## Instructions for the task
Pictures must not be copied, but every entry must be reproduced exactly.

━━━━━━━━━━

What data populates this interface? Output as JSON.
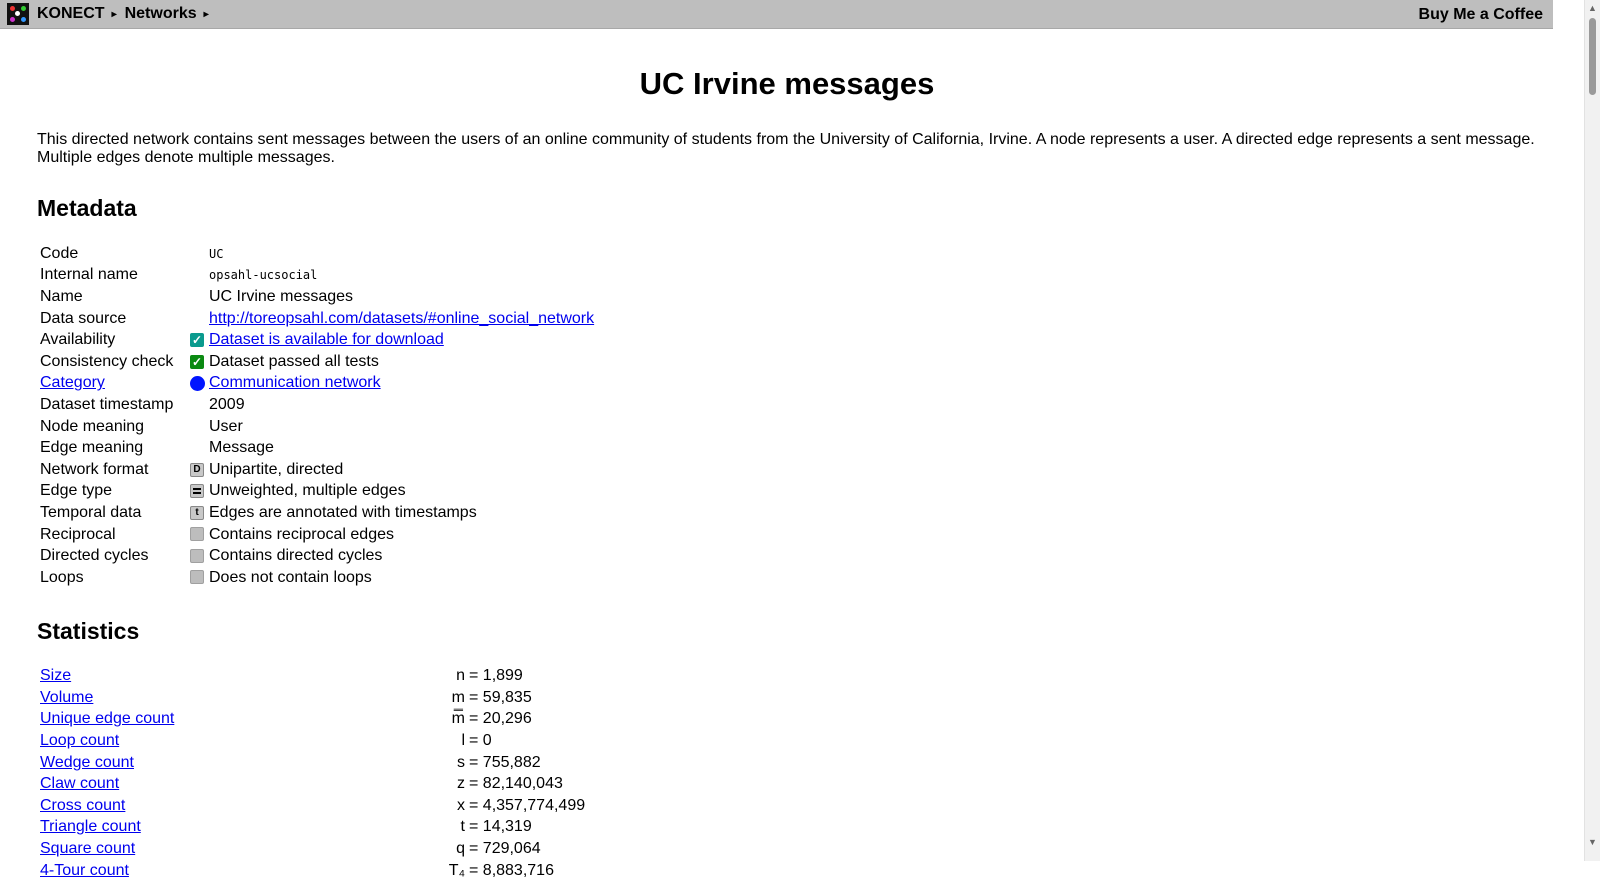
{
  "nav": {
    "home": "KONECT",
    "section": "Networks",
    "coffee": "Buy Me a Coffee"
  },
  "page": {
    "title": "UC Irvine messages",
    "description": "This directed network contains sent messages between the users of an online community of students from the University of California, Irvine. A node represents a user. A directed edge represents a sent message. Multiple edges denote multiple messages."
  },
  "metadata": {
    "heading": "Metadata",
    "rows": [
      {
        "key": "Code",
        "value": "UC",
        "mono": true
      },
      {
        "key": "Internal name",
        "value": "opsahl-ucsocial",
        "mono": true
      },
      {
        "key": "Name",
        "value": "UC Irvine messages"
      },
      {
        "key": "Data source",
        "value": "http://toreopsahl.com/datasets/#online_social_network",
        "link": true
      },
      {
        "key": "Availability",
        "value": "Dataset is available for download",
        "link": true,
        "icon": "teal-check-icon"
      },
      {
        "key": "Consistency check",
        "value": "Dataset passed all tests",
        "icon": "green-check-icon"
      },
      {
        "key": "Category",
        "value": "Communication network",
        "link": true,
        "keylink": true,
        "icon": "blue-dot-icon"
      },
      {
        "key": "Dataset timestamp",
        "value": "2009"
      },
      {
        "key": "Node meaning",
        "value": "User"
      },
      {
        "key": "Edge meaning",
        "value": "Message"
      },
      {
        "key": "Network format",
        "value": "Unipartite, directed",
        "icon": "letter-d-icon",
        "iconText": "D"
      },
      {
        "key": "Edge type",
        "value": "Unweighted, multiple edges",
        "icon": "double-line-icon"
      },
      {
        "key": "Temporal data",
        "value": "Edges are annotated with timestamps",
        "icon": "letter-t-icon",
        "iconText": "t"
      },
      {
        "key": "Reciprocal",
        "value": "Contains reciprocal edges",
        "icon": "gray-box-icon"
      },
      {
        "key": "Directed cycles",
        "value": "Contains directed cycles",
        "icon": "gray-box-icon"
      },
      {
        "key": "Loops",
        "value": "Does not contain loops",
        "icon": "gray-box-icon"
      }
    ]
  },
  "statistics": {
    "heading": "Statistics",
    "rows": [
      {
        "label": "Size",
        "sym": "n",
        "value": "1,899"
      },
      {
        "label": "Volume",
        "sym": "m",
        "value": "59,835"
      },
      {
        "label": "Unique edge count",
        "sym": "m̿",
        "value": "20,296"
      },
      {
        "label": "Loop count",
        "sym": "l",
        "value": "0"
      },
      {
        "label": "Wedge count",
        "sym": "s",
        "value": "755,882"
      },
      {
        "label": "Claw count",
        "sym": "z",
        "value": "82,140,043"
      },
      {
        "label": "Cross count",
        "sym": "x",
        "value": "4,357,774,499"
      },
      {
        "label": "Triangle count",
        "sym": "t",
        "value": "14,319"
      },
      {
        "label": "Square count",
        "sym": "q",
        "value": "729,064"
      },
      {
        "label": "4-Tour count",
        "sym": "T₄",
        "value": "8,883,716"
      }
    ]
  }
}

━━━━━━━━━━

## Reply
What data populates this interface? Output as JSON.
{
  "nav": {
    "home": "KONECT",
    "section": "Networks",
    "coffee": "Buy Me a Coffee"
  },
  "page": {
    "title": "UC Irvine messages",
    "description": "This directed network contains sent messages between the users of an online community of students from the University of California, Irvine. A node represents a user. A directed edge represents a sent message. Multiple edges denote multiple messages."
  },
  "metadata": {
    "heading": "Metadata",
    "rows": [
      {
        "key": "Code",
        "value": "UC",
        "mono": true
      },
      {
        "key": "Internal name",
        "value": "opsahl-ucsocial",
        "mono": true
      },
      {
        "key": "Name",
        "value": "UC Irvine messages"
      },
      {
        "key": "Data source",
        "value": "http://toreopsahl.com/datasets/#online_social_network",
        "link": true
      },
      {
        "key": "Availability",
        "value": "Dataset is available for download",
        "link": true,
        "icon": "teal-check-icon"
      },
      {
        "key": "Consistency check",
        "value": "Dataset passed all tests",
        "icon": "green-check-icon"
      },
      {
        "key": "Category",
        "value": "Communication network",
        "link": true,
        "keylink": true,
        "icon": "blue-dot-icon"
      },
      {
        "key": "Dataset timestamp",
        "value": "2009"
      },
      {
        "key": "Node meaning",
        "value": "User"
      },
      {
        "key": "Edge meaning",
        "value": "Message"
      },
      {
        "key": "Network format",
        "value": "Unipartite, directed",
        "icon": "letter-d-icon",
        "iconText": "D"
      },
      {
        "key": "Edge type",
        "value": "Unweighted, multiple edges",
        "icon": "double-line-icon"
      },
      {
        "key": "Temporal data",
        "value": "Edges are annotated with timestamps",
        "icon": "letter-t-icon",
        "iconText": "t"
      },
      {
        "key": "Reciprocal",
        "value": "Contains reciprocal edges",
        "icon": "gray-box-icon"
      },
      {
        "key": "Directed cycles",
        "value": "Contains directed cycles",
        "icon": "gray-box-icon"
      },
      {
        "key": "Loops",
        "value": "Does not contain loops",
        "icon": "gray-box-icon"
      }
    ]
  },
  "statistics": {
    "heading": "Statistics",
    "rows": [
      {
        "label": "Size",
        "sym": "n",
        "value": "1,899"
      },
      {
        "label": "Volume",
        "sym": "m",
        "value": "59,835"
      },
      {
        "label": "Unique edge count",
        "sym": "m̿",
        "value": "20,296"
      },
      {
        "label": "Loop count",
        "sym": "l",
        "value": "0"
      },
      {
        "label": "Wedge count",
        "sym": "s",
        "value": "755,882"
      },
      {
        "label": "Claw count",
        "sym": "z",
        "value": "82,140,043"
      },
      {
        "label": "Cross count",
        "sym": "x",
        "value": "4,357,774,499"
      },
      {
        "label": "Triangle count",
        "sym": "t",
        "value": "14,319"
      },
      {
        "label": "Square count",
        "sym": "q",
        "value": "729,064"
      },
      {
        "label": "4-Tour count",
        "sym": "T₄",
        "value": "8,883,716"
      }
    ]
  }
}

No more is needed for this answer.